(Items from an interface collection)

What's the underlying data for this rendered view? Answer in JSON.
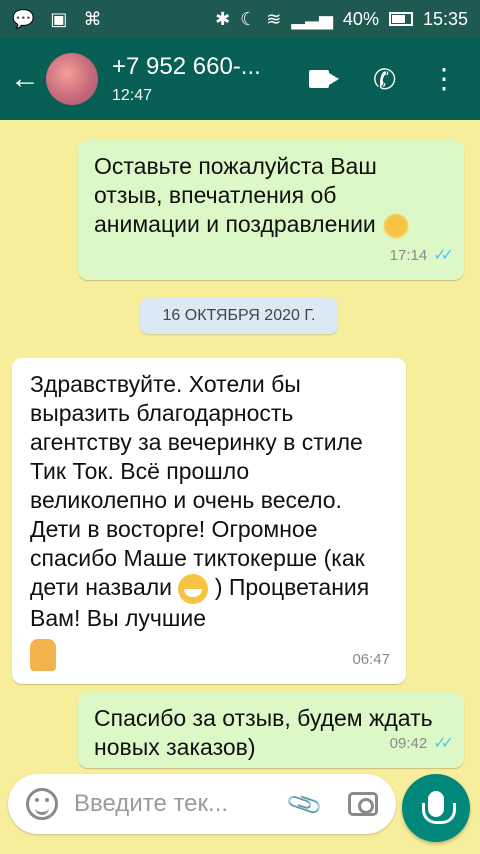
{
  "status": {
    "battery": "40%",
    "time": "15:35"
  },
  "header": {
    "contact_name": "+7 952 660-...",
    "subtitle": "12:47"
  },
  "messages": [
    {
      "direction": "out",
      "text": "Оставьте пожалуйста Ваш отзыв, впечатления об анимации и поздравлении",
      "time": "17:14"
    },
    {
      "date_chip": "16 ОКТЯБРЯ 2020 Г."
    },
    {
      "direction": "in",
      "text_before": "Здравствуйте. Хотели бы выразить благодарность агентству за вечеринку в стиле Тик Ток. Всё прошло великолепно и очень весело. Дети в восторге! Огромное спасибо Маше тиктокерше (как дети назвали",
      "text_after": ") Процветания Вам! Вы лучшие",
      "time": "06:47"
    },
    {
      "direction": "out",
      "text": "Спасибо за отзыв, будем ждать новых заказов)",
      "time": "09:42"
    }
  ],
  "composer": {
    "placeholder": "Введите тек..."
  },
  "icons": {
    "back": "back-arrow-icon",
    "video": "video-call-icon",
    "call": "phone-icon",
    "menu": "more-vert-icon",
    "emoji": "emoji-icon",
    "attach": "attach-icon",
    "camera": "camera-icon",
    "mic": "mic-icon"
  },
  "colors": {
    "appbar": "#075e54",
    "statusbar": "#1f5a52",
    "chat_bg": "#f7ee9b",
    "outgoing": "#dcf8c6",
    "incoming": "#ffffff",
    "mic_button": "#00897b",
    "read_ticks": "#4fc3f7"
  }
}
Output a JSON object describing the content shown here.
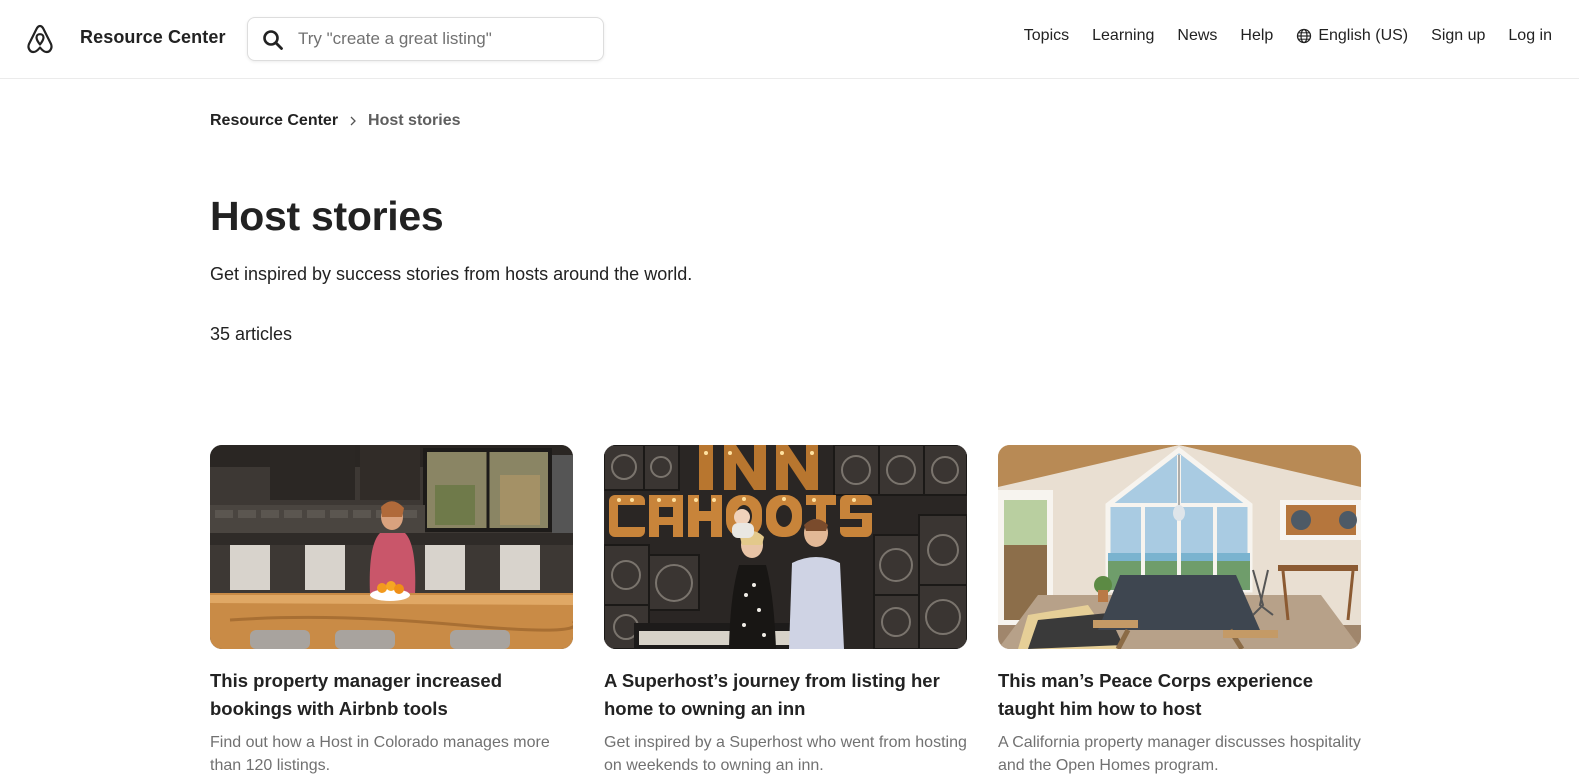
{
  "header": {
    "brand": "Resource Center",
    "search_placeholder": "Try \"create a great listing\"",
    "nav": {
      "topics": "Topics",
      "learning": "Learning",
      "news": "News",
      "help": "Help",
      "language": "English (US)",
      "signup": "Sign up",
      "login": "Log in"
    }
  },
  "breadcrumb": {
    "home": "Resource Center",
    "current": "Host stories"
  },
  "page": {
    "title": "Host stories",
    "subtitle": "Get inspired by success stories from hosts around the world.",
    "count": "35 articles"
  },
  "cards": [
    {
      "title": "This property manager increased bookings with Airbnb tools",
      "description": "Find out how a Host in Colorado manages more than 120 listings."
    },
    {
      "title": "A Superhost’s journey from listing her home to owning an inn",
      "description": "Get inspired by a Superhost who went from hosting on weekends to owning an inn."
    },
    {
      "title": "This man’s Peace Corps experience taught him how to host",
      "description": "A California property manager discusses hospitality and the Open Homes program."
    }
  ],
  "colors": {
    "text": "#222222",
    "muted": "#717171",
    "border": "#dddddd"
  }
}
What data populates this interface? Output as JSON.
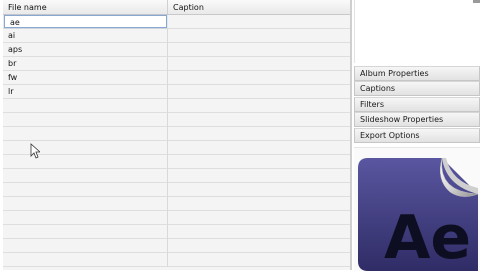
{
  "table": {
    "columns": [
      "File name",
      "Caption"
    ],
    "rows": [
      {
        "file": "ae",
        "caption": ""
      },
      {
        "file": "ai",
        "caption": ""
      },
      {
        "file": "aps",
        "caption": ""
      },
      {
        "file": "br",
        "caption": ""
      },
      {
        "file": "fw",
        "caption": ""
      },
      {
        "file": "lr",
        "caption": ""
      }
    ],
    "editing_row": 0
  },
  "panels": [
    "Album Properties",
    "Captions",
    "Filters",
    "Slideshow Properties",
    "Export Options"
  ],
  "preview": {
    "logo_text": "Ae",
    "bg_color": "#3f3b7a",
    "text_color": "#0e0e22"
  }
}
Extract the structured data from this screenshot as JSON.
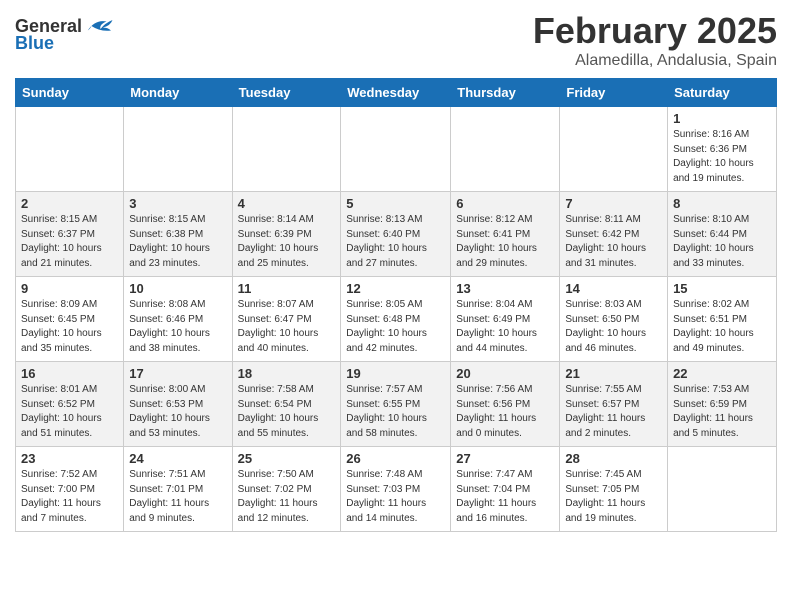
{
  "header": {
    "logo_general": "General",
    "logo_blue": "Blue",
    "month": "February 2025",
    "location": "Alamedilla, Andalusia, Spain"
  },
  "weekdays": [
    "Sunday",
    "Monday",
    "Tuesday",
    "Wednesday",
    "Thursday",
    "Friday",
    "Saturday"
  ],
  "weeks": [
    [
      {
        "day": "",
        "info": ""
      },
      {
        "day": "",
        "info": ""
      },
      {
        "day": "",
        "info": ""
      },
      {
        "day": "",
        "info": ""
      },
      {
        "day": "",
        "info": ""
      },
      {
        "day": "",
        "info": ""
      },
      {
        "day": "1",
        "info": "Sunrise: 8:16 AM\nSunset: 6:36 PM\nDaylight: 10 hours\nand 19 minutes."
      }
    ],
    [
      {
        "day": "2",
        "info": "Sunrise: 8:15 AM\nSunset: 6:37 PM\nDaylight: 10 hours\nand 21 minutes."
      },
      {
        "day": "3",
        "info": "Sunrise: 8:15 AM\nSunset: 6:38 PM\nDaylight: 10 hours\nand 23 minutes."
      },
      {
        "day": "4",
        "info": "Sunrise: 8:14 AM\nSunset: 6:39 PM\nDaylight: 10 hours\nand 25 minutes."
      },
      {
        "day": "5",
        "info": "Sunrise: 8:13 AM\nSunset: 6:40 PM\nDaylight: 10 hours\nand 27 minutes."
      },
      {
        "day": "6",
        "info": "Sunrise: 8:12 AM\nSunset: 6:41 PM\nDaylight: 10 hours\nand 29 minutes."
      },
      {
        "day": "7",
        "info": "Sunrise: 8:11 AM\nSunset: 6:42 PM\nDaylight: 10 hours\nand 31 minutes."
      },
      {
        "day": "8",
        "info": "Sunrise: 8:10 AM\nSunset: 6:44 PM\nDaylight: 10 hours\nand 33 minutes."
      }
    ],
    [
      {
        "day": "9",
        "info": "Sunrise: 8:09 AM\nSunset: 6:45 PM\nDaylight: 10 hours\nand 35 minutes."
      },
      {
        "day": "10",
        "info": "Sunrise: 8:08 AM\nSunset: 6:46 PM\nDaylight: 10 hours\nand 38 minutes."
      },
      {
        "day": "11",
        "info": "Sunrise: 8:07 AM\nSunset: 6:47 PM\nDaylight: 10 hours\nand 40 minutes."
      },
      {
        "day": "12",
        "info": "Sunrise: 8:05 AM\nSunset: 6:48 PM\nDaylight: 10 hours\nand 42 minutes."
      },
      {
        "day": "13",
        "info": "Sunrise: 8:04 AM\nSunset: 6:49 PM\nDaylight: 10 hours\nand 44 minutes."
      },
      {
        "day": "14",
        "info": "Sunrise: 8:03 AM\nSunset: 6:50 PM\nDaylight: 10 hours\nand 46 minutes."
      },
      {
        "day": "15",
        "info": "Sunrise: 8:02 AM\nSunset: 6:51 PM\nDaylight: 10 hours\nand 49 minutes."
      }
    ],
    [
      {
        "day": "16",
        "info": "Sunrise: 8:01 AM\nSunset: 6:52 PM\nDaylight: 10 hours\nand 51 minutes."
      },
      {
        "day": "17",
        "info": "Sunrise: 8:00 AM\nSunset: 6:53 PM\nDaylight: 10 hours\nand 53 minutes."
      },
      {
        "day": "18",
        "info": "Sunrise: 7:58 AM\nSunset: 6:54 PM\nDaylight: 10 hours\nand 55 minutes."
      },
      {
        "day": "19",
        "info": "Sunrise: 7:57 AM\nSunset: 6:55 PM\nDaylight: 10 hours\nand 58 minutes."
      },
      {
        "day": "20",
        "info": "Sunrise: 7:56 AM\nSunset: 6:56 PM\nDaylight: 11 hours\nand 0 minutes."
      },
      {
        "day": "21",
        "info": "Sunrise: 7:55 AM\nSunset: 6:57 PM\nDaylight: 11 hours\nand 2 minutes."
      },
      {
        "day": "22",
        "info": "Sunrise: 7:53 AM\nSunset: 6:59 PM\nDaylight: 11 hours\nand 5 minutes."
      }
    ],
    [
      {
        "day": "23",
        "info": "Sunrise: 7:52 AM\nSunset: 7:00 PM\nDaylight: 11 hours\nand 7 minutes."
      },
      {
        "day": "24",
        "info": "Sunrise: 7:51 AM\nSunset: 7:01 PM\nDaylight: 11 hours\nand 9 minutes."
      },
      {
        "day": "25",
        "info": "Sunrise: 7:50 AM\nSunset: 7:02 PM\nDaylight: 11 hours\nand 12 minutes."
      },
      {
        "day": "26",
        "info": "Sunrise: 7:48 AM\nSunset: 7:03 PM\nDaylight: 11 hours\nand 14 minutes."
      },
      {
        "day": "27",
        "info": "Sunrise: 7:47 AM\nSunset: 7:04 PM\nDaylight: 11 hours\nand 16 minutes."
      },
      {
        "day": "28",
        "info": "Sunrise: 7:45 AM\nSunset: 7:05 PM\nDaylight: 11 hours\nand 19 minutes."
      },
      {
        "day": "",
        "info": ""
      }
    ]
  ]
}
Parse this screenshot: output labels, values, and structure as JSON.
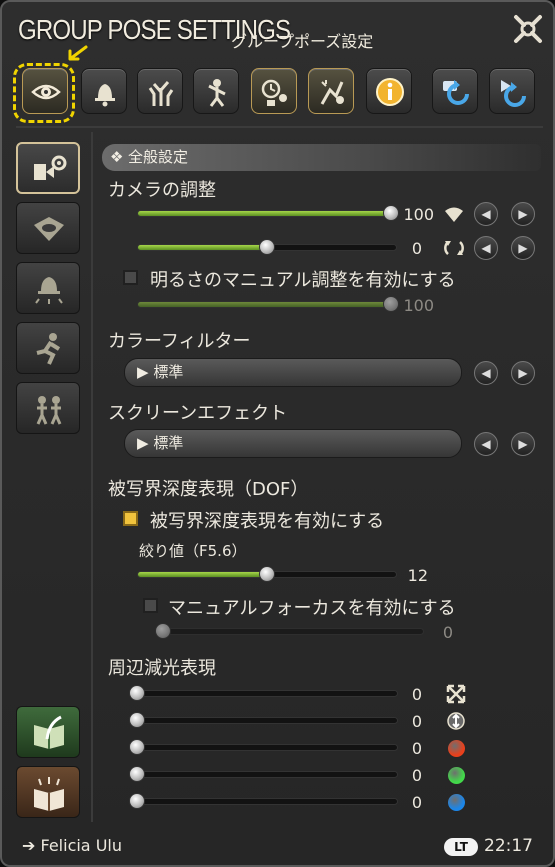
{
  "window": {
    "title": "GROUP POSE SETTINGS",
    "subtitle": "グループポーズ設定"
  },
  "toolbar": {
    "icons": [
      "eye-icon",
      "bell-icon",
      "tree-icon",
      "person-icon",
      "clock-sun-icon",
      "effects-icon",
      "info-icon",
      "refresh-icon",
      "rotate-icon"
    ]
  },
  "section": {
    "header": "全般設定",
    "header_mark": "❖"
  },
  "camera": {
    "label": "カメラの調整",
    "slider1": {
      "value": "100",
      "fill": 0.98
    },
    "slider2": {
      "value": "0",
      "fill": 0.5
    },
    "brightness_checkbox": "明るさのマニュアル調整を有効にする",
    "brightness": {
      "value": "100",
      "fill": 0.98
    }
  },
  "color_filter": {
    "label": "カラーフィルター",
    "selected": "標準"
  },
  "screen_effect": {
    "label": "スクリーンエフェクト",
    "selected": "標準"
  },
  "dof": {
    "label": "被写界深度表現（DOF）",
    "enable_checkbox": "被写界深度表現を有効にする",
    "aperture_label": "絞り値（F5.6）",
    "aperture": {
      "value": "12",
      "fill": 0.5
    },
    "manual_focus_checkbox": "マニュアルフォーカスを有効にする",
    "focus": {
      "value": "0",
      "fill": 0
    }
  },
  "vignette": {
    "label": "周辺減光表現",
    "rows": [
      {
        "value": "0"
      },
      {
        "value": "0"
      },
      {
        "value": "0"
      },
      {
        "value": "0"
      },
      {
        "value": "0"
      }
    ],
    "colors": [
      "#e8401c",
      "#42d84a",
      "#1c86e8"
    ]
  },
  "footer": {
    "player": "Felicia Ulu",
    "badge": "LT",
    "time": "22:17"
  }
}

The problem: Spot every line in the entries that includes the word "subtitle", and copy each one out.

Response below:
    "subtitle": "12:47"
    "subtitle": "Get inspired by success stories from hosts around the world.",
    "subtitle": "グループポーズ設定"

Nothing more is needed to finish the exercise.